There have been cases where employees, including staff in main control rooms, have left the town with their families and haven’t returned to work. Some staff were unable to return to the town after vacations. Due to the collapse of transport infrastructure, the station is unable to obtain the spare parts and materials necessary for qualitative and timely maintenance and repair. Its annual purchases run to thousands of items and it was only by the end of the second month that the station managed to deliver humanitarian cargo to the town, including technical equipment that is critical for its activities.
Ongoing hostilities have also seen two of the four high-voltage power lines damaged and more than once only a single line remained in operation. None of this contributes to maintaining the proper safety culture.
The outlook for safety at Europe’s largest nuclear power plant
What happens next with station safety will largely depend on military activity. The most optimistic scenario is that Ukraine will liberate this territory and take the plant under full control following all safety standards. However, the occupying forces recently declared the territory to be part of Russia and that the plant already belongs to the Rosatom system. The south of Ukraine is occupied, and the Russians are on the move to annex these territories.
There is hope that there will be no more hostilities and the Russian military will leave the site and the town without fighting, conducting acts of revenge or laying mines within the territory.
There is another less optimistic scenario – the war will move into an indefinite frozen conflict. There is no reason to believe that Russia will easily give up Zaporizhzhia. After all, the plant is a quarter of the country’s power sector.
Under this scenario it can be assumed that the situation with station safety will worsen. Any isolation of the plant will result in delayed and reduced repairs. Modernisation programmes will be postponed indefinitely or cancelled. Any violation of the safety limits and conditions will force the staff to seek and find compromises that will seem reasonable under the circumstances. The fact that not all units are in operation is a small glimmer of optimism, but the number of human errors and equipment failures will likely increase.

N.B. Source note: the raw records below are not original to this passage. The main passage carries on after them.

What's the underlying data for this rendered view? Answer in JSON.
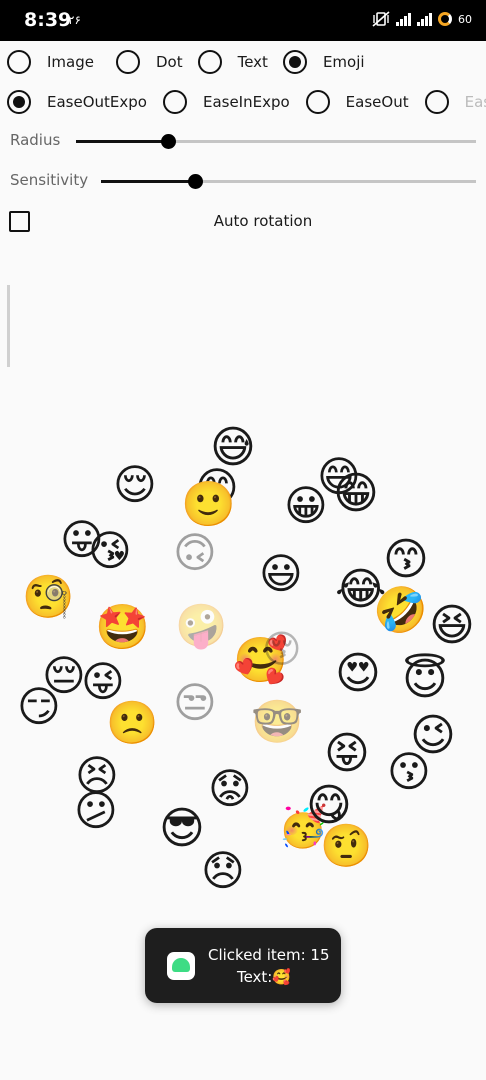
{
  "status_bar": {
    "time": "8:39",
    "date": "۲۶",
    "battery": "60"
  },
  "shape_options": [
    {
      "label": "Image",
      "selected": false
    },
    {
      "label": "Dot",
      "selected": false
    },
    {
      "label": "Text",
      "selected": false
    },
    {
      "label": "Emoji",
      "selected": true
    }
  ],
  "easing_options": [
    {
      "label": "EaseOutExpo",
      "selected": true
    },
    {
      "label": "EaseInExpo",
      "selected": false
    },
    {
      "label": "EaseOut",
      "selected": false
    },
    {
      "label": "Ease",
      "selected": false
    }
  ],
  "radius": {
    "label": "Radius",
    "value": 0.23
  },
  "sensitivity": {
    "label": "Sensitivity",
    "value": 0.25
  },
  "auto_rotation": {
    "label": "Auto rotation",
    "checked": false
  },
  "cloud_emojis": [
    {
      "char": "😅",
      "alpha": 1.0
    },
    {
      "char": "😌",
      "alpha": 1.0
    },
    {
      "char": "😊",
      "alpha": 1.0
    },
    {
      "char": "🙂",
      "alpha": 1.0
    },
    {
      "char": "😄",
      "alpha": 1.0
    },
    {
      "char": "😁",
      "alpha": 1.0
    },
    {
      "char": "😀",
      "alpha": 1.0
    },
    {
      "char": "😙",
      "alpha": 1.0
    },
    {
      "char": "😛",
      "alpha": 1.0
    },
    {
      "char": "😘",
      "alpha": 1.0
    },
    {
      "char": "🙃",
      "alpha": 0.4
    },
    {
      "char": "😃",
      "alpha": 1.0
    },
    {
      "char": "🧐",
      "alpha": 1.0
    },
    {
      "char": "😂",
      "alpha": 1.0
    },
    {
      "char": "🤣",
      "alpha": 1.0
    },
    {
      "char": "😆",
      "alpha": 1.0
    },
    {
      "char": "🤩",
      "alpha": 1.0
    },
    {
      "char": "🤪",
      "alpha": 0.4
    },
    {
      "char": "🥰",
      "alpha": 1.0
    },
    {
      "char": "😚",
      "alpha": 0.3
    },
    {
      "char": "😍",
      "alpha": 1.0
    },
    {
      "char": "😇",
      "alpha": 1.0
    },
    {
      "char": "😔",
      "alpha": 1.0
    },
    {
      "char": "😜",
      "alpha": 1.0
    },
    {
      "char": "😏",
      "alpha": 1.0
    },
    {
      "char": "🙁",
      "alpha": 1.0
    },
    {
      "char": "😒",
      "alpha": 0.4
    },
    {
      "char": "🤓",
      "alpha": 0.5
    },
    {
      "char": "😉",
      "alpha": 1.0
    },
    {
      "char": "😝",
      "alpha": 1.0
    },
    {
      "char": "😗",
      "alpha": 1.0
    },
    {
      "char": "😣",
      "alpha": 1.0
    },
    {
      "char": "😕",
      "alpha": 1.0
    },
    {
      "char": "😟",
      "alpha": 1.0
    },
    {
      "char": "😎",
      "alpha": 1.0
    },
    {
      "char": "🥳",
      "alpha": 1.0
    },
    {
      "char": "😋",
      "alpha": 1.0
    },
    {
      "char": "🤨",
      "alpha": 1.0
    },
    {
      "char": "😞",
      "alpha": 1.0
    }
  ],
  "toast": {
    "line1": "Clicked item: 15",
    "line2": "Text:🥰"
  },
  "colors": {
    "toast_background": "#1e1e1e",
    "slider_active": "#111111",
    "slider_inactive": "#c5c5c5"
  }
}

Ukraine is the first country in the world with a developed peaceful nuclear industry that has faced large-scale military aggression. Zaporizhzhia is the first nuclear plant in operation in the history of nuclear power that was fired upon by tanks. We must conclude that the impossible is possible and that a country with a developed civil nuclear industry can stoop to military aggression. There is no relevant experience in the world and no regulatory framework for such a situation. No one knows how the industry should respond to a nuclear-dangerous military attack. Though theoretically possible, a readiness to resist bombing cannot economically be built into the design of nuclear power plants. Obviously, technical and procedural measures will be developed to compensate and mitigate against the negative consequences of a military attack
on nuclear power plants. Anti-tank and air defences will perhaps be added, and protective perimeters to defend against rocket and air attacks built. This event will certainly appear on the list of beyond design basis accidents and
in future probabilistic safety analyses. Many industrial, national and international documents in the field of nuclear safety will be revised and further developed. But these problems are not nuclear industry problems as such, they lie in the realm of politics and our collective inability to prevent military conflicts.
Author information: Olexiy Kovynyevis an independent expert, and former reactor operator and shift supervisor, Ukraine